Okay, I’ll admit, being irritated by the naming of high-end venues and ‘concept stores’ doesn’t even seem like an issue particularly worth blogging about. It’s just that it feels so gross that nowhere along the design process did anyone go, “hey, do you think that might be – like – a little off?” So I’m going to discuss “Sweat Shop Brew Kitchen” (the rebranding of Sale St in Sale St) and “The Shelter” a ‘concept store’ in Ponsonby.
So, “Sweat Shop Brew Kitchen” of course sounds like what you would call a brewery in a very dark children’s novel with characters, like “Mr. Amis Greed”. Or perhaps what you might ironically call a bar in a dystopian novel, or a piece of contemporary art, all the while signalling that sweat shops are not known for their fun and joie de vivre.
It’s ironic, you groan. Sure enough, “Sweat Shop Brew Kitchen” is so-named because it used to be a clothing factory (See Metro’s review) where machinists used to produce denim wear for the shipbuilders and yachts down in Westhaven. A nice little slice of history, made palatable with your ageing meat sandwich.
So this is where it begins to bug me. The marketing of ‘Sweat Shop’ is about combining clothing factory historicity – think blue denim – with symbolic markers of working-class American culture – think American BBQ cured meats, and trying to entice consumers to follow on the bandwagon of the American Charcuterie boom. Working-class Americana looks hip.

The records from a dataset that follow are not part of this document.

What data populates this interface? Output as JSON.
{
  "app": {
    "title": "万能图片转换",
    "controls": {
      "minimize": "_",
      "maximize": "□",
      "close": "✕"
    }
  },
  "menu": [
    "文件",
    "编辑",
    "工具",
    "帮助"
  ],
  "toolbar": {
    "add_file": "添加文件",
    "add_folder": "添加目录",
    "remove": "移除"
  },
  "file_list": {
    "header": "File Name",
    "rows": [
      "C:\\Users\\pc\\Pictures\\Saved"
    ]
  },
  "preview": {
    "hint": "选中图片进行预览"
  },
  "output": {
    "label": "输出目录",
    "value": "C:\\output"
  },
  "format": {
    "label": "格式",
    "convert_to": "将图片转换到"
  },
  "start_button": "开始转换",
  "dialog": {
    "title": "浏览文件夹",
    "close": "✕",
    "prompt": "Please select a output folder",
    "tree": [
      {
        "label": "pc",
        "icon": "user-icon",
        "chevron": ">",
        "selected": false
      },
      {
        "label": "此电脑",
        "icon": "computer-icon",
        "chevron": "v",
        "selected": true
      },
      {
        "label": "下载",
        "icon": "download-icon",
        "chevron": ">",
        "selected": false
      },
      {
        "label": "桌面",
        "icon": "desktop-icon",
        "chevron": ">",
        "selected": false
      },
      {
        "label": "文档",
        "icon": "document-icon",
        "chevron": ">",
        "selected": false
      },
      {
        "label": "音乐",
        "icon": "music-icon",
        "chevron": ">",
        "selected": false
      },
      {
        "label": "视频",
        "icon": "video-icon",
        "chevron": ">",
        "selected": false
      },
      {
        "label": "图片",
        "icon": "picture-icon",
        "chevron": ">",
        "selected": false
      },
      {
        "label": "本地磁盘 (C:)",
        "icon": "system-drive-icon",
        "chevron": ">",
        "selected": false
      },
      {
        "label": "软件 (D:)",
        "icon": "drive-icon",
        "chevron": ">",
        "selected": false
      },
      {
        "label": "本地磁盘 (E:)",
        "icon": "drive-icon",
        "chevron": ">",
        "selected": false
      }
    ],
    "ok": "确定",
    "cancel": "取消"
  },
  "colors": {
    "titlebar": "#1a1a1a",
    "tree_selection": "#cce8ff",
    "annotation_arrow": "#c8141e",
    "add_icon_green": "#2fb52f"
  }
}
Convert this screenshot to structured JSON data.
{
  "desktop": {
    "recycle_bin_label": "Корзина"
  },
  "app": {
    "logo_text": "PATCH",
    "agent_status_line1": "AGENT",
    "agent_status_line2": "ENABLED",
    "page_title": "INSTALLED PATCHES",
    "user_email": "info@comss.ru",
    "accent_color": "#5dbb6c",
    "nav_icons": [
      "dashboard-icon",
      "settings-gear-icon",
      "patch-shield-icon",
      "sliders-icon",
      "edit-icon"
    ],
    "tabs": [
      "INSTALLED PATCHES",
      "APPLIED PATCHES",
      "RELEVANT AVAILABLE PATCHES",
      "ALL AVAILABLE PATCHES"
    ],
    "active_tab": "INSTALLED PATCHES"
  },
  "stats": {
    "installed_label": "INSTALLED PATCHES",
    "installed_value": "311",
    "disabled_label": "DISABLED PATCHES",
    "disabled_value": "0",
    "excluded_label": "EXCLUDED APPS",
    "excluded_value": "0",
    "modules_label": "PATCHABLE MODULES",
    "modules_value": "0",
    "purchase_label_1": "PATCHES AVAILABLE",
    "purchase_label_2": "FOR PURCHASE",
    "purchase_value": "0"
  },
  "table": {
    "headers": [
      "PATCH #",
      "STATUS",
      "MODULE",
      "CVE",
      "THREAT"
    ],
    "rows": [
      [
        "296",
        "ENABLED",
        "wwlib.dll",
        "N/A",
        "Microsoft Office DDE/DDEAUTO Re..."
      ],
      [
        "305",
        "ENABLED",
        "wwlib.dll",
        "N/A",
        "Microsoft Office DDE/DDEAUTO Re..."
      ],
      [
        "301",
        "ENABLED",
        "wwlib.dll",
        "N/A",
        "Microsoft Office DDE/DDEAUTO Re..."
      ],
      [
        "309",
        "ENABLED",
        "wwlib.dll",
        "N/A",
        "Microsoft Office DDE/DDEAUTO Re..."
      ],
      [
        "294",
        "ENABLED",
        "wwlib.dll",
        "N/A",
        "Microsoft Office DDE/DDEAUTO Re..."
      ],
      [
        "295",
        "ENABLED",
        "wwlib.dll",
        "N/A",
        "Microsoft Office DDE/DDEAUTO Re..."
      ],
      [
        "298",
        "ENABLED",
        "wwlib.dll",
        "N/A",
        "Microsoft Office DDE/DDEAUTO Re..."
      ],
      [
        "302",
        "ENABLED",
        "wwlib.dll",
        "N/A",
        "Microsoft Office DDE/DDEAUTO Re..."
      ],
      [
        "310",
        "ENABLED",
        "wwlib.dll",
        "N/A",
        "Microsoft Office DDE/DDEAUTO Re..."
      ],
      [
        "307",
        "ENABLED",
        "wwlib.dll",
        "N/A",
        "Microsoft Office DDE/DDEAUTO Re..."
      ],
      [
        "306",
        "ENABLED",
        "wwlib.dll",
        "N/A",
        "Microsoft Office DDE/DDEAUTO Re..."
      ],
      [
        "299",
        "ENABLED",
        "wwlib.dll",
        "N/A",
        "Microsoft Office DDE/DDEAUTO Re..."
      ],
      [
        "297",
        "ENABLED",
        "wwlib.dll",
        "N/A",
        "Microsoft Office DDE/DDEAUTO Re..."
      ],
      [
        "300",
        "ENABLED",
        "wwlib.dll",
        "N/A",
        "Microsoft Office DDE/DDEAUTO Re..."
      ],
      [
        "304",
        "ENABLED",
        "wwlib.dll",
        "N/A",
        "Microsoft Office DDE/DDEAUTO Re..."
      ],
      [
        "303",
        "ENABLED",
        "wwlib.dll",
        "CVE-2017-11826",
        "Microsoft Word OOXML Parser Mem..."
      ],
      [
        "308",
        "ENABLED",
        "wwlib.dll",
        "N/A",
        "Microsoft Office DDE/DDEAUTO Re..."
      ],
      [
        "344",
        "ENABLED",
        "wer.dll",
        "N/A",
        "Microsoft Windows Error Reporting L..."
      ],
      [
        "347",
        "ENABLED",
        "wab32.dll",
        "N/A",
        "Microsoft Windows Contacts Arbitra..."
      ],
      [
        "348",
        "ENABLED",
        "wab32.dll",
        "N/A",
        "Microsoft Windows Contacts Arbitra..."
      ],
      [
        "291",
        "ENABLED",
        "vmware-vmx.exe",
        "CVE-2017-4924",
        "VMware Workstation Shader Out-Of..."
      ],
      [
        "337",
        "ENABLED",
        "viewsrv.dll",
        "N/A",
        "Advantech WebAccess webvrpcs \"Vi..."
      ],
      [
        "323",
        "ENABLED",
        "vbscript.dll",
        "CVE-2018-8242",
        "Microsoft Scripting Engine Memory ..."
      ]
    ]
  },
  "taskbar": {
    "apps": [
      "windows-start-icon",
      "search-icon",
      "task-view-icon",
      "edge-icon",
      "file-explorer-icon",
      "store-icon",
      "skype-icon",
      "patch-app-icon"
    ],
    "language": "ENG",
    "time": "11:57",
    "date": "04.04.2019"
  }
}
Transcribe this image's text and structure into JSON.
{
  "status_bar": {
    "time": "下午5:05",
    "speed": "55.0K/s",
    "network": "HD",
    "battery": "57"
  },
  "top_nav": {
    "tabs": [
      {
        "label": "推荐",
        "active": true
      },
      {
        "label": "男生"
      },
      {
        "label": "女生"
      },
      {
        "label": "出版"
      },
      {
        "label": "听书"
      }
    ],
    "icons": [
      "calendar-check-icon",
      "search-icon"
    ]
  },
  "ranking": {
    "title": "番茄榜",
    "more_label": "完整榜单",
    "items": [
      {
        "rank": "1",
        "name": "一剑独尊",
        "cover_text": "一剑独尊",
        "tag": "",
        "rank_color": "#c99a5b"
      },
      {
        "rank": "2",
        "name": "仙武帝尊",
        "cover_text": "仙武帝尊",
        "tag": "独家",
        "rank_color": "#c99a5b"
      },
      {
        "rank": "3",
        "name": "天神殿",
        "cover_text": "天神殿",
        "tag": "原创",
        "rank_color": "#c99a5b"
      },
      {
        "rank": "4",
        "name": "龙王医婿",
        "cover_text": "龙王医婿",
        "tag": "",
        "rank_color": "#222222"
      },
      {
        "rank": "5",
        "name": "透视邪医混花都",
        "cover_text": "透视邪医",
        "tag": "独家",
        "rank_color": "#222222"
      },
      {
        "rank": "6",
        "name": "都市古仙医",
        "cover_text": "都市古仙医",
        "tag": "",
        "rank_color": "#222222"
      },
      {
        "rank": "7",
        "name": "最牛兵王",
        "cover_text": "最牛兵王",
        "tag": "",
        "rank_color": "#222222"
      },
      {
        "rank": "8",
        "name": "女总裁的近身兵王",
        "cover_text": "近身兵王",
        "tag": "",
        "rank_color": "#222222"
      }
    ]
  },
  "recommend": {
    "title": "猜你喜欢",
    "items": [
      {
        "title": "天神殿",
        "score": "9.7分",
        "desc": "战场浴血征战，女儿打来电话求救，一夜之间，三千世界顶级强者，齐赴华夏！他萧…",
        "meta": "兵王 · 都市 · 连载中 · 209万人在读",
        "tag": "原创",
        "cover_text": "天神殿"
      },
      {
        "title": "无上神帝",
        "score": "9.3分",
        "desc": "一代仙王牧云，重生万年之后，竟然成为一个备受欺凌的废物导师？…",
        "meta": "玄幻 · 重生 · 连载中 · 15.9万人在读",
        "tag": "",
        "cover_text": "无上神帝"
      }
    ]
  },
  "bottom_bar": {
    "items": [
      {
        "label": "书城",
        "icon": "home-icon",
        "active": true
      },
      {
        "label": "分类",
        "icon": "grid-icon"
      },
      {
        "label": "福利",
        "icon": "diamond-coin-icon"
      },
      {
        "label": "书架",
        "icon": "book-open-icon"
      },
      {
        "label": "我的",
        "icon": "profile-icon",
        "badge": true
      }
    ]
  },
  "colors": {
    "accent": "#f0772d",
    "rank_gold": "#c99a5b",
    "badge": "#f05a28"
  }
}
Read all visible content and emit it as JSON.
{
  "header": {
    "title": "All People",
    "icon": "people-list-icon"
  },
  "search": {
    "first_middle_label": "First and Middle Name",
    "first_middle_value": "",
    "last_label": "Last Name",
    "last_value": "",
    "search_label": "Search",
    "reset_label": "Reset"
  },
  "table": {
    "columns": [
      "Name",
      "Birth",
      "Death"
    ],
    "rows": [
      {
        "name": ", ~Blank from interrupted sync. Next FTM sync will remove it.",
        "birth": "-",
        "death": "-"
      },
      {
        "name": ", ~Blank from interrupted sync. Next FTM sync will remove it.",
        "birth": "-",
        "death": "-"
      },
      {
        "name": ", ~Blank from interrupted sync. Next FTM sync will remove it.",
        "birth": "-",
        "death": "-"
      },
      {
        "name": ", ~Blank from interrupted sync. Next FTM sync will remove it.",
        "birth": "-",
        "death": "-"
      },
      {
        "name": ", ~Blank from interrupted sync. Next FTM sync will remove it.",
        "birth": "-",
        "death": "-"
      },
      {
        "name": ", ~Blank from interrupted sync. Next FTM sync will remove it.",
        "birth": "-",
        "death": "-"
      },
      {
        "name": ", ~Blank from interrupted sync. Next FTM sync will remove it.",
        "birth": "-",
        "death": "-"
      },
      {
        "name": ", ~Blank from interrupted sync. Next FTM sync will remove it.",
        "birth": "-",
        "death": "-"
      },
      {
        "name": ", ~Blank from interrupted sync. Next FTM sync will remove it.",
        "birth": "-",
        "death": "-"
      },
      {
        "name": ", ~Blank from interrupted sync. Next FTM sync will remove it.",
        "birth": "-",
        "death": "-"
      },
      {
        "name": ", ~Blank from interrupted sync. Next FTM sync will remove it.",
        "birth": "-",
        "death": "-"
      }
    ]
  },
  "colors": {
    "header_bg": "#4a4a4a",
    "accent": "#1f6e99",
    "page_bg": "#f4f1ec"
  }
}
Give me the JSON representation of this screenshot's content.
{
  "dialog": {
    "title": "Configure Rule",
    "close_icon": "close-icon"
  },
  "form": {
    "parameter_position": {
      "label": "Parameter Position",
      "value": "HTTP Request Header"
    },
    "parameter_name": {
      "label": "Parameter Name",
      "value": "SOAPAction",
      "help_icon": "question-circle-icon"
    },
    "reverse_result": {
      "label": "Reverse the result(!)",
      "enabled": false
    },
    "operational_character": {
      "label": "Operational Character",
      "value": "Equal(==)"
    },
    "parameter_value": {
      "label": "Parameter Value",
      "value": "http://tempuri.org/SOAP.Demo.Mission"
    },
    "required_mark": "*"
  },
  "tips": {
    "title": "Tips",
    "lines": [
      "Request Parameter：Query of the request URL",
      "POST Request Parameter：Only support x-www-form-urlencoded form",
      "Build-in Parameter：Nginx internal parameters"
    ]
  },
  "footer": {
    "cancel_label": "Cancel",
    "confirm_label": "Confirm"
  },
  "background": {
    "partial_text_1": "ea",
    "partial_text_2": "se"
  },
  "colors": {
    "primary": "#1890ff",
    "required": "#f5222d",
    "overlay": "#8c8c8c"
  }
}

The “About Us” section of their website makes these hilarious claims about being “the hardest working bar in Auckland”, which is of course not about their actual work practice, but about marketing themselves in relation to our fascination with an American narrative of hard work, sweat and beer.
So marketing working-class culture to the bourgeois in Ponsonby seems ugly, but not terribly new because in New Zealand we expect a little exotification in our marketing; how will the bourgeois know it’s any good if it doesn’t look like it’s come from somewhere else? Of course, bourgeois enjoyment of the spectacle of working-class culture depends on their distance from it (you can enjoy your stylised brew a lot more with no actual poor people around).
The part that really bugs me though is that even though the name “Sweat Shop” is what Jameson would have called ‘blank irony’ (referring to how irony in branding in late capitalism is only drawing attention to it’s referentiality or pastiche, rather than being pointed at something) the joke only works because of the consumer’s distance from actual Sweat Shops. That is, because the drinker is able to go “haha. Sweat Shop. Good one.” and not think about how “sweat shops” are so-called because of their unacceptable working conditions, and are still commonplace in the garment industry in Bangladesh, India and China.
Doesn’t that put you off your drink, even slightly? Doesn’t it seem like the pun is actually only witty because it is also slightly cruel, referring to something we know is sinister?
That’s when we come to “The Shelter”. Now generally, a shelter is a temporary residence for people or things that need shelter. So, people that are living rough, or animals, or women and children escaping abusive homes, or people who are trying to avoid being killed or maimed by bombs.
But in Ponsonby, “The Shelter” is a “concept store” (hehe as in, a store with a concept) of “like-minded” brands to provide an “artistic experience” for the “discerning shopper”. Now, my analysis would be similar to “Sweat Shop” , i.e. it is bad taste and relies on a cruel, vacuous irony to describe a place that is actually luxurious, for the rich. But bizarrely, “The Shelter” is kind of worse. How?
Well, when I looked at the marketing, there was a noticeable lack of irony. The graphic on the website has a visually opulent image of a white building that almost evokes a church. The categories on the website offer ‘Eat – Wear – Shelter – Watch’. The text reads ‘The Shelter houses a carefully curated selection on new and established brands’.. . You get the sense that Vicki Taylor genuinely imagines her store is providing a form of care and nurture via protecting the aesthetic sensibilities of the very rich. Sigh.
This is part of the continuation of discourse amongst the wealthy, white elite told over and over to nurture themselves through consumption. And what poor, wee fluffy bunnies they are. How they very definitely deserve to take shelter in a design-led haven, away from the harsh realities of a world of people needing shelter.
It seems to me a sign of things getting worse in New Zealand (and globally) when white, bourgeois folk have lost their capacity to be embarrassed by this level of stupid. Maybe it’s because we have grown. Previously you knew that the conversation would carry across different sectors in society enough that it would get back to someone’s grandmother. Someone would have pulled Vicki Taylor aside and said “hmm not a good idea honey, that’s going to sound really tacky, because you know, of the people needing actual shelters”. Maybe there is such a burgeoning gap between the wealthy and the rest of us that many upstarting bourgeois are in a bubble having conversations in closed circuits. Their white, bourgeois lack of exposure to other worlds and other world-views can breed a form of careless cruelty.